• Exercise prompt:
Here is the listing. Report each line in it that contains the string "connection".

****************************************

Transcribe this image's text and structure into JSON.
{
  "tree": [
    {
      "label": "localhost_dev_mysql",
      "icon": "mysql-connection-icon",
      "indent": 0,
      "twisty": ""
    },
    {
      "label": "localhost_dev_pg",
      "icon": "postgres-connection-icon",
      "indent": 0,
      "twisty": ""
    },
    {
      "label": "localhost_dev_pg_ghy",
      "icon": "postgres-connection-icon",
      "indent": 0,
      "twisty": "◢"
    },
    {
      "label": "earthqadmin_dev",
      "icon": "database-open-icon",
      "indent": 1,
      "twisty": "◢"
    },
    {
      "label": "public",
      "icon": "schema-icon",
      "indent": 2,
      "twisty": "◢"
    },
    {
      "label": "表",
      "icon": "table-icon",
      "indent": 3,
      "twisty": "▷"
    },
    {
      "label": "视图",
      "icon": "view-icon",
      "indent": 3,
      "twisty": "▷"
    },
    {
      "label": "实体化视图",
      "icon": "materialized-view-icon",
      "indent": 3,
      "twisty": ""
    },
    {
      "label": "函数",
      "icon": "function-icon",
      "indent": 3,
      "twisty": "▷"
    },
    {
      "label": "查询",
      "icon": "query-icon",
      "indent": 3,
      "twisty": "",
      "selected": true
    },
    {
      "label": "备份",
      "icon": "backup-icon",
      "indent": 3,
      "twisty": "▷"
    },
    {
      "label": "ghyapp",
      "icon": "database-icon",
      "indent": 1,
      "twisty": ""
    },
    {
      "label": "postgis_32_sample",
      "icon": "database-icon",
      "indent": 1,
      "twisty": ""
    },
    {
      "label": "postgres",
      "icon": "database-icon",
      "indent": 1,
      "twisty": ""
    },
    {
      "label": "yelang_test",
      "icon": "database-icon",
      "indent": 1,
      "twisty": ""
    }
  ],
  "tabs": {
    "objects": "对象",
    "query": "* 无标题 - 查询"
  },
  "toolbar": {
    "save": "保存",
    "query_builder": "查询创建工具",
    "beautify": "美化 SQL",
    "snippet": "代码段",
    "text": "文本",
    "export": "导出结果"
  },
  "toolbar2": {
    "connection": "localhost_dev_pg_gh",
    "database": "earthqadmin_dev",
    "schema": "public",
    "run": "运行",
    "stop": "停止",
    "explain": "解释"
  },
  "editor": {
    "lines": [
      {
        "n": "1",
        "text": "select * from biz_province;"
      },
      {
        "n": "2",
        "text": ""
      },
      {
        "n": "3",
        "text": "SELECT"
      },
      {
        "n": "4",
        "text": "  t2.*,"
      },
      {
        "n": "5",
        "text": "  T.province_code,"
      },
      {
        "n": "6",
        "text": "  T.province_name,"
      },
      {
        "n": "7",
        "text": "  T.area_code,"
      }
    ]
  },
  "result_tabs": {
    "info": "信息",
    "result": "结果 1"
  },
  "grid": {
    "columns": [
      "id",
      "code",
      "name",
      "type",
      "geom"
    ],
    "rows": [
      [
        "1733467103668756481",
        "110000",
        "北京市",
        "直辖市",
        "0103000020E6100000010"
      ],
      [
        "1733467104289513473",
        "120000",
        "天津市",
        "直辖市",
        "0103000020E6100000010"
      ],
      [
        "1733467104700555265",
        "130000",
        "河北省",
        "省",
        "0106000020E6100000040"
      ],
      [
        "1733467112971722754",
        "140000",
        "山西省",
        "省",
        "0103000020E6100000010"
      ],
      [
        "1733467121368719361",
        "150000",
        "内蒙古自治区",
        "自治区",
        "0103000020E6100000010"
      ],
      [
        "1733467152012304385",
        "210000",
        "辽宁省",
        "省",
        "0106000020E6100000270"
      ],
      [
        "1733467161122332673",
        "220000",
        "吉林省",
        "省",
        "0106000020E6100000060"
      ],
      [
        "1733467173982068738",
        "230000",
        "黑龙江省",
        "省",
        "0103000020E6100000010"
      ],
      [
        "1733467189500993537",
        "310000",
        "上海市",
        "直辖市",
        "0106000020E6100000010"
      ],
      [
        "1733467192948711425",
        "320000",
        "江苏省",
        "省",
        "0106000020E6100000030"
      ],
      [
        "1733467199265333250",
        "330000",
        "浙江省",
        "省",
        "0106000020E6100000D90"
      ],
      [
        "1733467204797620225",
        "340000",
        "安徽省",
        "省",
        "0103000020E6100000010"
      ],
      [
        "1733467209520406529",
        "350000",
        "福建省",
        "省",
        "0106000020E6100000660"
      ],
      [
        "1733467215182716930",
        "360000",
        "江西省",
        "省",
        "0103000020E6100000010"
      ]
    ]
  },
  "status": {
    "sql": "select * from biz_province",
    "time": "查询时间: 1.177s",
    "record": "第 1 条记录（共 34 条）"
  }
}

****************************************

• Answer:
      "icon": "mysql-connection-icon",
      "icon": "postgres-connection-icon",
      "icon": "postgres-connection-icon",
    "connection": "localhost_dev_pg_gh",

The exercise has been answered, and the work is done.